Dataset entries:

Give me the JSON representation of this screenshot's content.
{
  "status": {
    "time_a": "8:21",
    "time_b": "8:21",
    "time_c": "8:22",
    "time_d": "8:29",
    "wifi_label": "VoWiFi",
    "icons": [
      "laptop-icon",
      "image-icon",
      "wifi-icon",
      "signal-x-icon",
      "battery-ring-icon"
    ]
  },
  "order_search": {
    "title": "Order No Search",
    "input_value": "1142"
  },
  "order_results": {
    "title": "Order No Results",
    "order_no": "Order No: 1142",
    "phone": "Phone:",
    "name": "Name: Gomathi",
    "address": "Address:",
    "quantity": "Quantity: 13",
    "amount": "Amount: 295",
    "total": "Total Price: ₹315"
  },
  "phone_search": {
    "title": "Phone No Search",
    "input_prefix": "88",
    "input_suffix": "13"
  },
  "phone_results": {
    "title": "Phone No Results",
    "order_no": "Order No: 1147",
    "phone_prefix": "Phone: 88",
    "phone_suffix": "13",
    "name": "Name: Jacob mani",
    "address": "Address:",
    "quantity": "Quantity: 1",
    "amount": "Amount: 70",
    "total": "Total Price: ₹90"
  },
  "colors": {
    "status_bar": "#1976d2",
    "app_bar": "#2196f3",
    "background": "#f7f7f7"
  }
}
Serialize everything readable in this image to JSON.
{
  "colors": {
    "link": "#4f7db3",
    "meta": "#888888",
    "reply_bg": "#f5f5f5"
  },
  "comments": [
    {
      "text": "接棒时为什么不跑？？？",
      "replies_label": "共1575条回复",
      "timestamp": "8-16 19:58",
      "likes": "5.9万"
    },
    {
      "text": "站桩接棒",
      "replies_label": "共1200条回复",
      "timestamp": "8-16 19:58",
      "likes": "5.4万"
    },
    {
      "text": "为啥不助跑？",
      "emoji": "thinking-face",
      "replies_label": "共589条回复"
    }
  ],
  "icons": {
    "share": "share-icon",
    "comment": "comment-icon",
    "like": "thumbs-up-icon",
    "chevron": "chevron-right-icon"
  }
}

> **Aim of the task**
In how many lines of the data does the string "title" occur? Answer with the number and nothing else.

> **Expected answer**
4